Task to complete: In the data below, how many lines include the word "description"? Give only the number.
..............................
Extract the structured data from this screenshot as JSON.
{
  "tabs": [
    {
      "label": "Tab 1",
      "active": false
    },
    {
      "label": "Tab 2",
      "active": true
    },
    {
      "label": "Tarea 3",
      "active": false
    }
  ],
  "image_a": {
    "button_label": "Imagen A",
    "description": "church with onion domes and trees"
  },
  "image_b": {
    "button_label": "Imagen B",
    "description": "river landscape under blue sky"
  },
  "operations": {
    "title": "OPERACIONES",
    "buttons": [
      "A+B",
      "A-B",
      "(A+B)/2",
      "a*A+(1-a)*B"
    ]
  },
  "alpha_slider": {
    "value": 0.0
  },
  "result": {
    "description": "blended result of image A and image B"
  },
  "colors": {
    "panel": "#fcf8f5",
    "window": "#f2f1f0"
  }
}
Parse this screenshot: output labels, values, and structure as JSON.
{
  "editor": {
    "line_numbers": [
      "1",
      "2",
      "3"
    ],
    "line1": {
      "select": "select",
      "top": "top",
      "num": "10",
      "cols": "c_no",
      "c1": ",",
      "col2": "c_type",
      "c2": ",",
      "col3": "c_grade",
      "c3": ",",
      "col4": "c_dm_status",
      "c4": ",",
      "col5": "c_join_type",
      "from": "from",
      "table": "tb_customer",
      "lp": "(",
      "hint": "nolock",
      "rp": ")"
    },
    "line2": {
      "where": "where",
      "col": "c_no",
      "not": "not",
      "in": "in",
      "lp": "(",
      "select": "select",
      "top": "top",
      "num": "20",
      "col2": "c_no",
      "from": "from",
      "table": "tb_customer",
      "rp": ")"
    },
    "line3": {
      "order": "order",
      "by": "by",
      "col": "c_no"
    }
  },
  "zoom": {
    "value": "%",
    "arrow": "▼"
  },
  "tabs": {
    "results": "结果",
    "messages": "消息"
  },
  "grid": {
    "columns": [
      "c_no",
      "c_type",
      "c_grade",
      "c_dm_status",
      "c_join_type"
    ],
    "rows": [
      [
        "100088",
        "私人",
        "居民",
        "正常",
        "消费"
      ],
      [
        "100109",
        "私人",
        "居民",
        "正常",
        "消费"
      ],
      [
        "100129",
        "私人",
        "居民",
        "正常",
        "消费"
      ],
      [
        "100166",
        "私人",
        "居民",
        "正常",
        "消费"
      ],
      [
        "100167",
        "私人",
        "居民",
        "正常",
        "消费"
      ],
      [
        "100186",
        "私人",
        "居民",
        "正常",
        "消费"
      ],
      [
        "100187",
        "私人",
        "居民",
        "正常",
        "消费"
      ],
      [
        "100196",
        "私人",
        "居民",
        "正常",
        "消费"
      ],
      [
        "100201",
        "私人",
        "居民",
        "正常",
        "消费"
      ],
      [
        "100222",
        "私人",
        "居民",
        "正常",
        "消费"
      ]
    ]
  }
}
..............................
Solved problem: 3